Later, about 20 minutes before Saturday's game, the players gathered around Meyer in the hallway outside their locker room. "We have to make sure we do the things we want to do," Meyer told them. "Encourage each other."
The University of Mary didn't score in the first five minutes and 47 seconds, falling behind quickly. But the Marauders tied the game at 16, then took a 21-20 lead. Meyer rolled in his wheelchair in front of the Wolves' bench and shouted at the Northern State big men to post up and use their size advantage.
Northern State rebuilt a lead with a series of backdoor cuts, then controlled the game throughout the second half. As the last minute of the game wound down, the crowd rose and clapped. Meyer lifted his Dictaphone, as he does throughout the course of every game, and recorded another flaw that needed to be corrected. The game ended, and confetti streamed onto the court. Meyer called the Wolves into a huddle in front of the bench and talked about how they need to improve. "We're not here to celebrate this record," he said. "We're here to get better as a team."
But after Wooden's taped message, Meyer rolled toward the scorer's table and stood, leaning on his right leg, and spoke into a microphone. He thanked those in attendance for their support and asked them to continue praying for his leg to heal and his cancer to improve. Then, nodding toward his players, he said, "I especially want to thank this group of guys for helping me through a really tough time."
There will be a celebration for Meyer here in Aberdeen on Saturday, and his daughters plan to fly in, as do some of his former players. He will be relieved when that is over, when the talk of a statistical standard will dissipate and the Wolves' season will again be about process over product.
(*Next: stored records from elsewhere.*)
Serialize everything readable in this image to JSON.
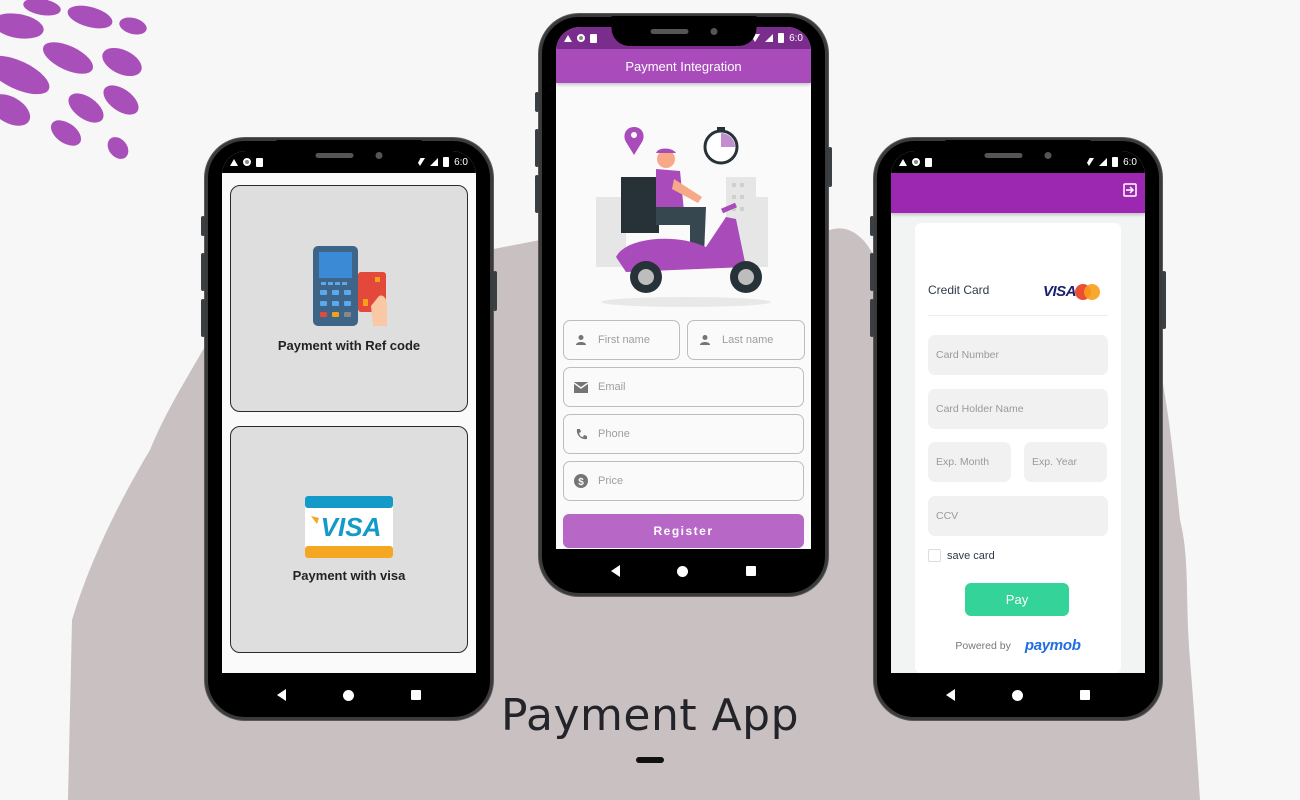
{
  "page": {
    "caption": "Payment App",
    "colors": {
      "background": "#f7f7f7",
      "blob": "#c9c0c1",
      "accent_purple": "#a94bbb",
      "appbar_purple": "#9c27b0",
      "register_button": "#b768c7",
      "pay_button": "#34d399",
      "paymob_blue": "#1f6fe0"
    }
  },
  "status_bar": {
    "time": "6:0"
  },
  "phone1": {
    "cards": [
      {
        "label": "Payment with Ref code",
        "icon": "pos-terminal-icon"
      },
      {
        "label": "Payment with visa",
        "icon": "visa-card-icon"
      }
    ],
    "visa_text": "VISA"
  },
  "phone2": {
    "title": "Payment Integration",
    "illustration": "delivery-scooter-illustration",
    "fields": {
      "first_name": {
        "placeholder": "First name",
        "value": ""
      },
      "last_name": {
        "placeholder": "Last name",
        "value": ""
      },
      "email": {
        "placeholder": "Email",
        "value": ""
      },
      "phone": {
        "placeholder": "Phone",
        "value": ""
      },
      "price": {
        "placeholder": "Price",
        "value": ""
      }
    },
    "register_label": "Register"
  },
  "phone3": {
    "section_title": "Credit Card",
    "visa_logo": "VISA",
    "fields": {
      "card_number": "Card Number",
      "card_holder": "Card Holder Name",
      "exp_month": "Exp. Month",
      "exp_year": "Exp. Year",
      "ccv": "CCV"
    },
    "save_card_label": "save card",
    "save_card_checked": false,
    "pay_label": "Pay",
    "powered_by": "Powered by",
    "provider": "paymob"
  }
}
But away from the court, he takes stock of his life day by day and wakes up thankful he's alive. "I don't know how many days I have left, to be honest with you," he said. "None of us know."
So no, this day was not like any other for Don Meyer.